I do solemnly swear (or affirm) that I will faithfully execute the Office of President of the United States, and will to the best of my Ability, preserve, protect and defend the Constitution of the United States.(Article II, Section 1). The words "enemy", whether domestic or foreign, do not appear in the oath.
Job one then, the only thing a president swears or affirms he or she will do, is "preserve, protect and defend the Constitution of the United States".
It would seem then that the enemy is anyone who would damage the US Constitution. An "enemy combatant", by extension, would be anyone who would damage the US Constitution by combat.
The federal court in Washington is giving the new Obama administration an opportunity to define the term.
The Bush regime defined it as anyone the president says is an "enemy combatant" whether they did combat against the US Constitution or not. Not so clear.
What is clear is that a person can obviously be an enemy or an enemy combatant, depending on whether or not combat is involved.
I have a hunch that the new Obama administration will say "enemy combatant" is any non-citizen who seeks to harm the US Constitution by combat.
There is another part of constitutional law that deals with citizens who would take up arms against the US Constitution. It is called treason.
Treason is mentioned in Art. I, Sec. 6, Art. II, Sec. 4, and is defined as:
Treason against the United States, shall consist only in levying War against them, or in adhering to their Enemies, giving them Aid and Comfort. No Person shall be convicted of Treason unless on the Testimony of two Witnesses to the same overt Act, or on Confession in open Court.(Article III, Section 3). Since Article III is the one that deals with the Judicial Branch, the courts, it would seem that such behaviour is for the courts to handle, not for military commissions or tribunals to mumbo jumbo through.
The Congress shall have Power to declare the Punishment of Treason, but no Attainder of Treason shall work Corruption of Blood, or Forfeiture except during the Life of the Person attainted

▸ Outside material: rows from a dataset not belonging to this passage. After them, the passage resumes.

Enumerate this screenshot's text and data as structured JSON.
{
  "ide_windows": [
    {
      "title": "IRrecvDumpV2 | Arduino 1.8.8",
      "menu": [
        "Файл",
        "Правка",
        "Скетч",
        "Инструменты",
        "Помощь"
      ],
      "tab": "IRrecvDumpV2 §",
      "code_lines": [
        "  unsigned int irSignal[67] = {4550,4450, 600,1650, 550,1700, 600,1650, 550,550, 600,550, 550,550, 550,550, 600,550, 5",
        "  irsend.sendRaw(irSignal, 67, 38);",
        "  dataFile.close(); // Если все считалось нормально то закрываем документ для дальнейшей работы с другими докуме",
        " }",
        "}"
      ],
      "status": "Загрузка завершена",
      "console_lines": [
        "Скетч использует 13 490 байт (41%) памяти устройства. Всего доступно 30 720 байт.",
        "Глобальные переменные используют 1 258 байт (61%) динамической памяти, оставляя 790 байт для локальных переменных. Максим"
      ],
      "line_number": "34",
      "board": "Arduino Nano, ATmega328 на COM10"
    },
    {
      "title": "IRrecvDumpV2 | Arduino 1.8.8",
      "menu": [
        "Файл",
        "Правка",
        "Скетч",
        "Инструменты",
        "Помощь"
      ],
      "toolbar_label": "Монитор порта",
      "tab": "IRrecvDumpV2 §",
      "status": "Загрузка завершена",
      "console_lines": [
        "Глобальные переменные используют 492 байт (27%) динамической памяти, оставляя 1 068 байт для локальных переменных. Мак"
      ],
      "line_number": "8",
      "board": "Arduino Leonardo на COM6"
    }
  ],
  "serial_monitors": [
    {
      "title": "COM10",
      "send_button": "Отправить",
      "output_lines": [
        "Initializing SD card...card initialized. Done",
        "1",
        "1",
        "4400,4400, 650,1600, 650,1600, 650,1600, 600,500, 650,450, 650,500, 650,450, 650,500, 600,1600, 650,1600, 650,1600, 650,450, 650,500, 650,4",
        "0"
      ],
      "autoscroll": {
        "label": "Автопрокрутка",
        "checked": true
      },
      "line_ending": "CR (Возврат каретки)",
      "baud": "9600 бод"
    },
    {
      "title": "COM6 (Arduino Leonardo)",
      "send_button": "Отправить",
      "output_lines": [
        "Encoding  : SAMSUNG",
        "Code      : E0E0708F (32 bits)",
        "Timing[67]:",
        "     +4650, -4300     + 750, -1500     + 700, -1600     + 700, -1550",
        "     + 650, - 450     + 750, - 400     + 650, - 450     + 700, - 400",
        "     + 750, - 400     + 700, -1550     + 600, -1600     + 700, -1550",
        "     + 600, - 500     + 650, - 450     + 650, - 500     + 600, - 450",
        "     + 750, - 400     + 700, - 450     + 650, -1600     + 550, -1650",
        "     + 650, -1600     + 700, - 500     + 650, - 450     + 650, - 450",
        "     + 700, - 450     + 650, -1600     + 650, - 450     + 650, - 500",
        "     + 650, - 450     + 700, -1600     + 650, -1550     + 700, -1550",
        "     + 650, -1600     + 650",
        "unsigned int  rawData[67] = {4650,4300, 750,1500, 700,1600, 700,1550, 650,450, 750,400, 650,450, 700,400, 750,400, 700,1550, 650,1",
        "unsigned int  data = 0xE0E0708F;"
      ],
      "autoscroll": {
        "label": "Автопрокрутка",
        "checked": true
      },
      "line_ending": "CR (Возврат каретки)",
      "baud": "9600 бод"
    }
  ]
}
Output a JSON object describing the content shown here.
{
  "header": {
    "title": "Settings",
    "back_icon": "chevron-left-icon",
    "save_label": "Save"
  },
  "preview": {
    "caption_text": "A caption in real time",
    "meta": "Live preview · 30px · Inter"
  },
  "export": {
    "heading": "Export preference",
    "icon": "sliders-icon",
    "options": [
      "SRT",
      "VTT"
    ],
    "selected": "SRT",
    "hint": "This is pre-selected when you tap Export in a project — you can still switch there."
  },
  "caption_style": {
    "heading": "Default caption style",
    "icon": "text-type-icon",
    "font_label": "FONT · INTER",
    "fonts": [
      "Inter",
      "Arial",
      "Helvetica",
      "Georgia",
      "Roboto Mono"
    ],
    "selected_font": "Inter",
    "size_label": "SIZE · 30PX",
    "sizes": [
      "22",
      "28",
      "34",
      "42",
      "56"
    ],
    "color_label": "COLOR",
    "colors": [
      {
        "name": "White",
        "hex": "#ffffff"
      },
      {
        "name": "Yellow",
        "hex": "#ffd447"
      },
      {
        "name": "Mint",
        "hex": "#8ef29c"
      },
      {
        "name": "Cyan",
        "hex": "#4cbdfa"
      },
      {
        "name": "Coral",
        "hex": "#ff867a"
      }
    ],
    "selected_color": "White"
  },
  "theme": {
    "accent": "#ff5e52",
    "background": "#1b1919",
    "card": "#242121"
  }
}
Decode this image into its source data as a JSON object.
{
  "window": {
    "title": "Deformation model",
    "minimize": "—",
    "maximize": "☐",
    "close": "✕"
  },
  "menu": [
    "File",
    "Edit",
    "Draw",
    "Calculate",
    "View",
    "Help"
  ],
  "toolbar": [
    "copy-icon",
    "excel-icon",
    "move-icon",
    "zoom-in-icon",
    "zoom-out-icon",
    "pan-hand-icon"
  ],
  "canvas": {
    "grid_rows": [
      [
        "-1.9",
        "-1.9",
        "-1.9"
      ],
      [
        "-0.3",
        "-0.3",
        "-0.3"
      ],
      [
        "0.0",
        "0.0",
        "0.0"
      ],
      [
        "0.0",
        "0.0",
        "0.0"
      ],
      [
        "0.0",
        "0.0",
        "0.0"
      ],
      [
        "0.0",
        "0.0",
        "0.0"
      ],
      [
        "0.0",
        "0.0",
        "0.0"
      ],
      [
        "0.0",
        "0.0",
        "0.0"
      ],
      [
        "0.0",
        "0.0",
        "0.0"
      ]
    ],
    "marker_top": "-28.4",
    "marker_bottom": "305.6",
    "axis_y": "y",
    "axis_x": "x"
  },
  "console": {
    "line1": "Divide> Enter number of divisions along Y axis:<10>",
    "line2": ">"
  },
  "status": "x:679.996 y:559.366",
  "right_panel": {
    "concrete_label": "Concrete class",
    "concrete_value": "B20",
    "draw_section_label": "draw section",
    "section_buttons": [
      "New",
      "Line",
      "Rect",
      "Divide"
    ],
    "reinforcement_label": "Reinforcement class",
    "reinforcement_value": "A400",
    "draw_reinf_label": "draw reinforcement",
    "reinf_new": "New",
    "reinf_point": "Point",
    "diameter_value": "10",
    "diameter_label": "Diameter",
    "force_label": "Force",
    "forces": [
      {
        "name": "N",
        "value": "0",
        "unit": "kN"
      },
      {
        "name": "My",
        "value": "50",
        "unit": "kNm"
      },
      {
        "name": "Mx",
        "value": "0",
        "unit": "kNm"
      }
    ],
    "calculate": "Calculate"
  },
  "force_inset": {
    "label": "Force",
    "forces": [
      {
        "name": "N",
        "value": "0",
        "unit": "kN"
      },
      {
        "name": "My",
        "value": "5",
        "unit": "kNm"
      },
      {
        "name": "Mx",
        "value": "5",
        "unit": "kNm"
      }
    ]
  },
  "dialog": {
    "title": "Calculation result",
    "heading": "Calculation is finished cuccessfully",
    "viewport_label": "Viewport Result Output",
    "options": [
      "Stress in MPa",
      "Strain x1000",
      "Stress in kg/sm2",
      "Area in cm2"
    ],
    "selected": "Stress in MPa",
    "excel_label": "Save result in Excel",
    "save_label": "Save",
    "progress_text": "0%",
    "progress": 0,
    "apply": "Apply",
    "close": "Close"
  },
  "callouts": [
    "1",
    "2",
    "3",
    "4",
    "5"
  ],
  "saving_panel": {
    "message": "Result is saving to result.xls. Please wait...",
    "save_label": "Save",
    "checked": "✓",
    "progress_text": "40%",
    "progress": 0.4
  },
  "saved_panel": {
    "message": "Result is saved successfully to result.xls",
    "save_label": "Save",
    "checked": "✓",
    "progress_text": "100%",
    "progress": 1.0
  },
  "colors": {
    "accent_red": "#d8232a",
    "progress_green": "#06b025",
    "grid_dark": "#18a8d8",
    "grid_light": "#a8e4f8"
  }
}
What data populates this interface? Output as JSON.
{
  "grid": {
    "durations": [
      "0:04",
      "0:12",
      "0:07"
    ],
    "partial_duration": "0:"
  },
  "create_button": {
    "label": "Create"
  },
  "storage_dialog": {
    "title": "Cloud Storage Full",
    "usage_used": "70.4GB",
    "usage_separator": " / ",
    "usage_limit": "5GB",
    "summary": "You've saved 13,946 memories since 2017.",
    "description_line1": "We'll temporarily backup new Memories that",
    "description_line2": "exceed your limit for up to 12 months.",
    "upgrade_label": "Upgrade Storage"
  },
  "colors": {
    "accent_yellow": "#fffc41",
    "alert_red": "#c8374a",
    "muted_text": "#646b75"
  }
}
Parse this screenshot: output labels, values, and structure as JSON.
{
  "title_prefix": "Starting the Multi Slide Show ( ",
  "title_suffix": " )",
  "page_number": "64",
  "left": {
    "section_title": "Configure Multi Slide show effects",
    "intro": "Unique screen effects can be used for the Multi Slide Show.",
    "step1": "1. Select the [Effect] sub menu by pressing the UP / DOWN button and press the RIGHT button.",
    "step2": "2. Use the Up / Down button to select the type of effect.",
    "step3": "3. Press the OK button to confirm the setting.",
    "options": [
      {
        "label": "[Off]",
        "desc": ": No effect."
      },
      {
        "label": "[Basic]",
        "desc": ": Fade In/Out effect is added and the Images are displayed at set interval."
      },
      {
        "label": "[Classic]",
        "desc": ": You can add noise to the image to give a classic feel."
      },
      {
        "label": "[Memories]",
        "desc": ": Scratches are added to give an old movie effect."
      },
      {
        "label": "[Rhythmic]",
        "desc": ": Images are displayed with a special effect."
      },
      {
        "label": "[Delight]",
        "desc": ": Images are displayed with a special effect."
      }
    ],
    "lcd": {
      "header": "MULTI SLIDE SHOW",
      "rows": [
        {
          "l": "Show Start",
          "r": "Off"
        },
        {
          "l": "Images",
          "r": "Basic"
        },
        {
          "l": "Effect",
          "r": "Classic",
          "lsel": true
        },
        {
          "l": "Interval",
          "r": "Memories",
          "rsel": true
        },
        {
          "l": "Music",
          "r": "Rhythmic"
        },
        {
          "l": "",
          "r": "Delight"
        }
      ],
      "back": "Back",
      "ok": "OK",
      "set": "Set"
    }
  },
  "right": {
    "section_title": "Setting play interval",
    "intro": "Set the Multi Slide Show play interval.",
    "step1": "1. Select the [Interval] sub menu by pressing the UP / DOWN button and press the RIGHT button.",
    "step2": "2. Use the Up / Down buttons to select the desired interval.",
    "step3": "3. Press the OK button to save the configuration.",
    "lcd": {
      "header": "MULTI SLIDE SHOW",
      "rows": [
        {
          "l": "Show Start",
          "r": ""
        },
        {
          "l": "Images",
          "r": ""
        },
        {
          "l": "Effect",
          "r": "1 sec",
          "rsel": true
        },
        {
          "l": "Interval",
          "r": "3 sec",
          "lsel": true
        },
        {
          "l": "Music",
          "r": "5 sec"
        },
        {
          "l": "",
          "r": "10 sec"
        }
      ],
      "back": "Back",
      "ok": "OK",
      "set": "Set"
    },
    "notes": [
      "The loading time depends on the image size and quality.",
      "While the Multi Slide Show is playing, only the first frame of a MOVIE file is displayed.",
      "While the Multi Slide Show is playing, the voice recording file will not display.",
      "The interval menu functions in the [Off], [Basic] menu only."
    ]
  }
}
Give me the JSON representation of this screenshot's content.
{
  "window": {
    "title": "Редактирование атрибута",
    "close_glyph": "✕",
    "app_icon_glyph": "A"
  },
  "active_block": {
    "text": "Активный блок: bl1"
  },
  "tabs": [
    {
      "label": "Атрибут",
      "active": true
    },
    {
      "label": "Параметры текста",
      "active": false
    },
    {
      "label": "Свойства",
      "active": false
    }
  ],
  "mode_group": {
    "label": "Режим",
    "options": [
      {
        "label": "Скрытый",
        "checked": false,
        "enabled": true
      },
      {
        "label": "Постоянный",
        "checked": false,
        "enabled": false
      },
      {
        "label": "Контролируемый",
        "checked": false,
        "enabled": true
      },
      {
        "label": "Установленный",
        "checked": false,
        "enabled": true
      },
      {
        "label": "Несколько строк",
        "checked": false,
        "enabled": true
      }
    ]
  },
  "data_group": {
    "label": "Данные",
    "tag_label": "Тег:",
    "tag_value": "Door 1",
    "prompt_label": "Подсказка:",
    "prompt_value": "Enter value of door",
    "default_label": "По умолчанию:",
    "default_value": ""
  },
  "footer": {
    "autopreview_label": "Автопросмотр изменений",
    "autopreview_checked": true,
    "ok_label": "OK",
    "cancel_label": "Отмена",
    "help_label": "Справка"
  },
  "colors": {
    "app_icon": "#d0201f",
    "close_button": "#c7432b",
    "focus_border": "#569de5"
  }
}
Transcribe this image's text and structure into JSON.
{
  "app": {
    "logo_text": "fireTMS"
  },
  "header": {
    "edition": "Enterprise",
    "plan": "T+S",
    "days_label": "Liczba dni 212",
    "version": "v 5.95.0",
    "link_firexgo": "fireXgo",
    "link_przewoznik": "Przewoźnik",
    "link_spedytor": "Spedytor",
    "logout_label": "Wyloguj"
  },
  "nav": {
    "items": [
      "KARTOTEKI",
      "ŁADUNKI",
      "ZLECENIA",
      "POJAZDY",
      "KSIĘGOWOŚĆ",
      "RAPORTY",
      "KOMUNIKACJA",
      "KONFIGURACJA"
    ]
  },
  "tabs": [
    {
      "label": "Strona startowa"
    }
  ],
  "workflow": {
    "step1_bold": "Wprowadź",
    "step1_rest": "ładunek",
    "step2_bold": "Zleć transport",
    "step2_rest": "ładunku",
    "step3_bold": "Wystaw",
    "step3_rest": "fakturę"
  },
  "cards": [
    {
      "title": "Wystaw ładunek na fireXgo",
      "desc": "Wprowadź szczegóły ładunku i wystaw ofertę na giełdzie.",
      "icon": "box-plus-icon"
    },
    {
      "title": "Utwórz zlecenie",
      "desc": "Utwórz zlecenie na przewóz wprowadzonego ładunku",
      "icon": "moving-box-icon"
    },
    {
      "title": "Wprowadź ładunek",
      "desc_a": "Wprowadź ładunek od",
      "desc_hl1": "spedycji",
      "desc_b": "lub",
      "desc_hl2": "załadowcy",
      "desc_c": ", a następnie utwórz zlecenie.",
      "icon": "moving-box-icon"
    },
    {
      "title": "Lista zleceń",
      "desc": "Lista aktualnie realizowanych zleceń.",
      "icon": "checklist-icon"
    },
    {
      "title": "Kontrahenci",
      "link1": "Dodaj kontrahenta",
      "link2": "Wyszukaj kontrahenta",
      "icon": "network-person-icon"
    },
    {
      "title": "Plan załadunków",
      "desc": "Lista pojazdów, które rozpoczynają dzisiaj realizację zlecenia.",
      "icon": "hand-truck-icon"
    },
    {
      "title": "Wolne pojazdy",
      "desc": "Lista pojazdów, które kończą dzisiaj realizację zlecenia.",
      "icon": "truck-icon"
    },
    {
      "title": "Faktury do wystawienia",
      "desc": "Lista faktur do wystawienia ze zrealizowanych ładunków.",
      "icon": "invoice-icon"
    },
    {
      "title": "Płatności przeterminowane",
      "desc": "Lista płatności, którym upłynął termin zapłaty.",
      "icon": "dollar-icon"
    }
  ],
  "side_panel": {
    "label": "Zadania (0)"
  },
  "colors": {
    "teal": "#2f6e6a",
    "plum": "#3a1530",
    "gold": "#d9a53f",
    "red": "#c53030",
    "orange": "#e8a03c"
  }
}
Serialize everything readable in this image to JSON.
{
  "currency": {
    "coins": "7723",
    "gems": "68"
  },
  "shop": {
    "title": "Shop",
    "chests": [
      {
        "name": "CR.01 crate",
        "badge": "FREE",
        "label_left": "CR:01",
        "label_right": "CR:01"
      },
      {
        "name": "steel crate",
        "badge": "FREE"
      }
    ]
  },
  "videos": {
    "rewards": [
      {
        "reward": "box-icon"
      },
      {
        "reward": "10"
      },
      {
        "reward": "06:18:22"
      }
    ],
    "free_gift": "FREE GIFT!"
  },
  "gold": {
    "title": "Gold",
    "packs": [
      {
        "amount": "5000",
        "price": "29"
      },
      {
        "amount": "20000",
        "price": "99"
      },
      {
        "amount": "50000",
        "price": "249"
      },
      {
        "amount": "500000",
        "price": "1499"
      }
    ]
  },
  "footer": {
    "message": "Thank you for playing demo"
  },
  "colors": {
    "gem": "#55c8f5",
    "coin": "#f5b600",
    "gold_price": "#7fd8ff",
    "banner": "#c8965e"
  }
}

The military is for military matters, and the courts are for judicial matters.